If you are thinking about breeding your mare, take some time to study up on the subject. Broodmare is a term commonly used to refer to a female horse that is relied upon to rear foals. Broodmares are chosen with the anticipation that they will pass their genes down to their offspring and so on. However, not every single mare qualifies as an optimal broodmare. If you have a mare and are considering breeding, there are a number of things to consider prior to moving forward with the actual breeding.
“Breeding is more complex than most assume” says Richard D. Schibell, owner at Richard Schibell Racing. This process requires more than bringing a mare and stallion together then raising the foal that results from the union. Keep in mind there are countless undesired horses living in foster homes and rescue farms. The sad truth is some such animals are riding the truck to the slaughter house right now. The unfortunate reality of the situation is there are more horses in existence than welcoming homes. So be sure to keep the following in mind when considering whether to breed your mare.
Consider the Cost of Breeding

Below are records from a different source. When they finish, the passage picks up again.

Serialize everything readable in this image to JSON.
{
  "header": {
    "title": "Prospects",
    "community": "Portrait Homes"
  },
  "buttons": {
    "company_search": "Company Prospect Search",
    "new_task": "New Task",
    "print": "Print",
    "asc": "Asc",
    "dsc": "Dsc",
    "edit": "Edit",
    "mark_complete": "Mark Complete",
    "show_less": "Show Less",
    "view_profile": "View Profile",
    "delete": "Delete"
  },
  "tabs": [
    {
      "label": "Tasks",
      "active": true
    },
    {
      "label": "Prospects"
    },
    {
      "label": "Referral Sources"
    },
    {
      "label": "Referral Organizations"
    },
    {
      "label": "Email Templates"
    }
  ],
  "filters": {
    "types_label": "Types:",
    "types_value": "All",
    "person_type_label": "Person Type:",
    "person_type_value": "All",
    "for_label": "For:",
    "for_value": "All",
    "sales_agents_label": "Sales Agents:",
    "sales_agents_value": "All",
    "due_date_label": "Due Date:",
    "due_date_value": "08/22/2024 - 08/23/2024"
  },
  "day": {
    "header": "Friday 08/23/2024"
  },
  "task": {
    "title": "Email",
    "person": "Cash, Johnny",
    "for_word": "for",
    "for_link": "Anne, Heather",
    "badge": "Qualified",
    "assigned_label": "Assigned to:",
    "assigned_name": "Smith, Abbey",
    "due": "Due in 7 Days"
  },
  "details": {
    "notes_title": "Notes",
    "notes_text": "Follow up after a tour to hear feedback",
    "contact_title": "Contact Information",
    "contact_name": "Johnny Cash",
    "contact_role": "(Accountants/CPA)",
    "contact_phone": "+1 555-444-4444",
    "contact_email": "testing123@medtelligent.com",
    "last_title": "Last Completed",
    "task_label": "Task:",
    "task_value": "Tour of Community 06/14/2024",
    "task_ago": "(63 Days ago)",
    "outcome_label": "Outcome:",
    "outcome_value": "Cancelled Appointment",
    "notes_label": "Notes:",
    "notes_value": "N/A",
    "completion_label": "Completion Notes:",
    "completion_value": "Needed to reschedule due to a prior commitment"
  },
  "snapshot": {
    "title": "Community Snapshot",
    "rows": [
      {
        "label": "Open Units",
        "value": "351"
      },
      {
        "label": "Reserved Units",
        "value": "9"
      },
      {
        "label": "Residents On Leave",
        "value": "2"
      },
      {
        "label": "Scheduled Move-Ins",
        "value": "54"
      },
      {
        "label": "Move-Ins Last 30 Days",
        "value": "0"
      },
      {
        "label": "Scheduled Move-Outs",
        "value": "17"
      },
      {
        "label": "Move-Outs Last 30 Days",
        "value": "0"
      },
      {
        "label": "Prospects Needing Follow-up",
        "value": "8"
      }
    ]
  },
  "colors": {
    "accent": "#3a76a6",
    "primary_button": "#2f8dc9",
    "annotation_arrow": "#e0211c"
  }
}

The idea of breeding a mare to generate a foal might seem like a cheap means of obtaining another beautiful horse that has the potential to be a racing superstar. However, it will cost a considerable amount of money to breed to an elite stallion. It might take a couple thousand dollars to set up such a meeting. There will also be vet costs related to the breeding.
Certain stud farms charge additional for mare care. If the mare does not catch on the first try, more money will have to be spent to cover the extended stay. Additional hormone injections and other necessary vet care will cost money to boot. There is also a minor but very real chance of injury that has the potential to lead to even more vet bills.
Breeding is not the Same as Cloning
Plenty of people who are infatuated with their mare assume that breeding it will generate a foal just like the mare. This is a commonly held myth. The truth is there is no certainty that the foal will have the same size, hue or other attributes as the mare. However, it will certainly help to select the proper stallion.
Breed in a Responsible Manner
Every single mare that is bred and each stallion used to breed has to be worthy of reproduction. If mares that are poorly conformed are bred in an irresponsible manner simply with the hope of generating a coveted foal, problems will result. The bottom line is mares and stallions must earn the right to rear a foal. Broodmares must prove themselves as either a performance or pleasure horse, display coveted traits and show their genetics are worthy of being passed on.
Mind the Risks
There is the potential for things to go wrong when the mare is in foal, amidst the birth process itself and during the period of time following the foal’s birth. Though the majority of such potential problems can be rectified with assistance from the vet, you won’t be able to identify the problem unless you know what to look for. Furthermore, you will need the financial resources necessary to cover vet bills. Add in the fact that caring for a sick foal requires additional time and it is easy to see why people to go great lengths to keep their horses healthy.
Caring for Broodmares During the Pregnancy
Successfully transitioning through a pregnancy will take some time, effort and additional consideration. The mare should be examined for twins early in the pregnancy. This early examination will also provide the vet with the chance to check for infections and additional problems. Once the mare is about halfway through the period of gestation, it will be necessary to feed her in a manner that empowers her to maintain her health as well as the foal’s growth. The mare’s workload will have to be reduced at this point. Once the 9-month mark is reached, the mare should be ridden infrequently. All riding should cease immediately prior to the foaling date. The mare should be analyzed by the vet who will explain which vaccinations are necessary.
A Space to Foal
If you do not have a place set up for your mare to foal, do not panic. You can easily establish a fairly spacious stall that measures 12 feet by 12 feet. Make sure this space is deeply bedded, sturdy and well-protected. Check the stall for safety hazards that have the potential to hang up your foal. Make sure your foal will be completely safe from other horses that have the potential to steal feed or harass the youngster. Once the foaling date nears, monitor the mare to gauge the point at which the pregnancy will occur.
After the Foaling
Once the mare has foaled, you will have to do certain things. For one, you should verify the foal is healthy, whole and breathing. If the foal looks sick or anything else is wrong, contact the vet. Furthermore, the mare should be examined for injuries that might have occurred during the birth. Watch the foal in the days after the birth to ensure the little one is properly hydrated and not suffering from an infection.
It will take upwards of several years of training before the foal can serve any meaningful purpose. There is the potential for injury or illness to derail the young horse’s progress. Make sure you have a backup plan in place just in case something were to happen to you or the horse’s caretaker. This way, the money, time and effort you have invested in your young horse will not be put in jeopardy due to a temporary setback.
Breeding your first Mare is one of the biggest and most difficult decisions that you can make with your horse. Continue to read the Richard Schibell Racing blog for more information and tips regarding breeding and raising your foal.